Your goal ->
Each line of the records must appear in your answer exactly, with no pictures.

Input data ->
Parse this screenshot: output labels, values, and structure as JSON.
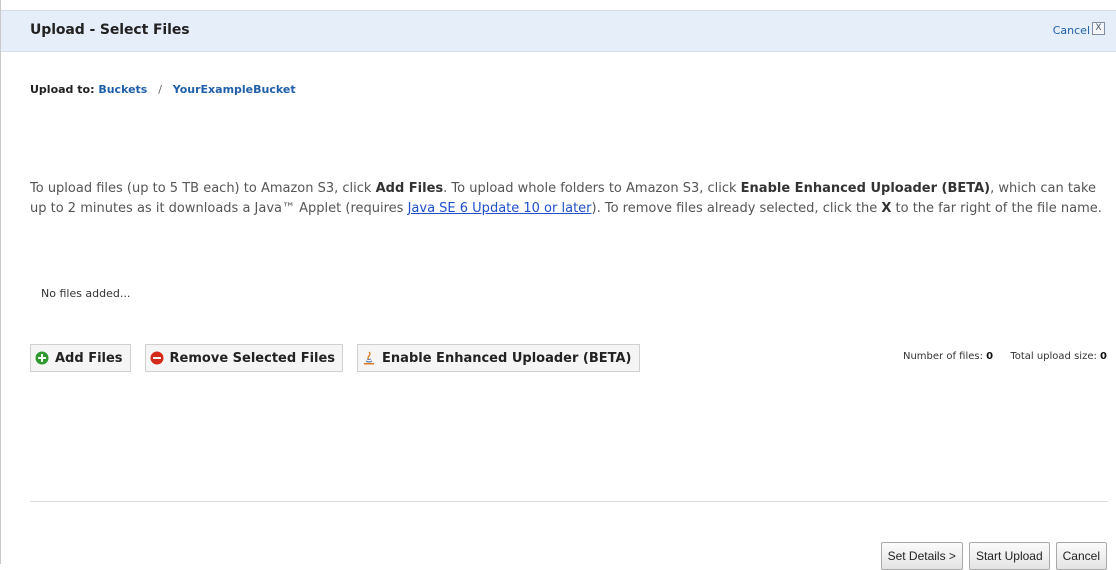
{
  "header": {
    "title": "Upload - Select Files",
    "cancel_label": "Cancel",
    "close_glyph": "X"
  },
  "upload_to": {
    "label": "Upload to:",
    "crumbs": [
      "Buckets",
      "YourExampleBucket"
    ],
    "separator": "/"
  },
  "instructions": {
    "part1": "To upload files (up to 5 TB each) to Amazon S3, click ",
    "add_files": "Add Files",
    "part2": ". To upload whole folders to Amazon S3, click ",
    "enable": "Enable Enhanced Uploader (BETA)",
    "part3": ", which can take up to 2 minutes as it downloads a Java™ Applet (requires ",
    "java_link": "Java SE 6 Update 10 or later",
    "part4": "). To remove files already selected, click the ",
    "x": "X",
    "part5": " to the far right of the file name."
  },
  "files": {
    "empty_text": "No files added..."
  },
  "toolbar": {
    "add_files": "Add Files",
    "remove_selected": "Remove Selected Files",
    "enable_enhanced": "Enable Enhanced Uploader (BETA)",
    "icons": [
      "plus-circle-icon",
      "minus-circle-icon",
      "java-icon"
    ]
  },
  "stats": {
    "num_files_label": "Number of files:",
    "num_files": "0",
    "total_size_label": "Total upload size:",
    "total_size": "0"
  },
  "footer": {
    "set_details": "Set Details >",
    "start_upload": "Start Upload",
    "cancel": "Cancel"
  },
  "colors": {
    "header_bg": "#e6eef9",
    "link": "#1f5fa9",
    "add_icon": "#2e9a2e",
    "remove_icon": "#d42a1a"
  }
}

Exercise result ->
Parse this screenshot: output labels, values, and structure as JSON.
{
  "header": {
    "title": "Upload - Select Files",
    "cancel_label": "Cancel",
    "close_glyph": "X"
  },
  "upload_to": {
    "label": "Upload to:",
    "crumbs": [
      "Buckets",
      "YourExampleBucket"
    ],
    "separator": "/"
  },
  "instructions": {
    "part1": "To upload files (up to 5 TB each) to Amazon S3, click ",
    "add_files": "Add Files",
    "part2": ". To upload whole folders to Amazon S3, click ",
    "enable": "Enable Enhanced Uploader (BETA)",
    "part3": ", which can take up to 2 minutes as it downloads a Java™ Applet (requires ",
    "java_link": "Java SE 6 Update 10 or later",
    "part4": "). To remove files already selected, click the ",
    "x": "X",
    "part5": " to the far right of the file name."
  },
  "files": {
    "empty_text": "No files added..."
  },
  "toolbar": {
    "add_files": "Add Files",
    "remove_selected": "Remove Selected Files",
    "enable_enhanced": "Enable Enhanced Uploader (BETA)",
    "icons": [
      "plus-circle-icon",
      "minus-circle-icon",
      "java-icon"
    ]
  },
  "stats": {
    "num_files_label": "Number of files:",
    "num_files": "0",
    "total_size_label": "Total upload size:",
    "total_size": "0"
  },
  "footer": {
    "set_details": "Set Details >",
    "start_upload": "Start Upload",
    "cancel": "Cancel"
  },
  "colors": {
    "header_bg": "#e6eef9",
    "link": "#1f5fa9",
    "add_icon": "#2e9a2e",
    "remove_icon": "#d42a1a"
  }
}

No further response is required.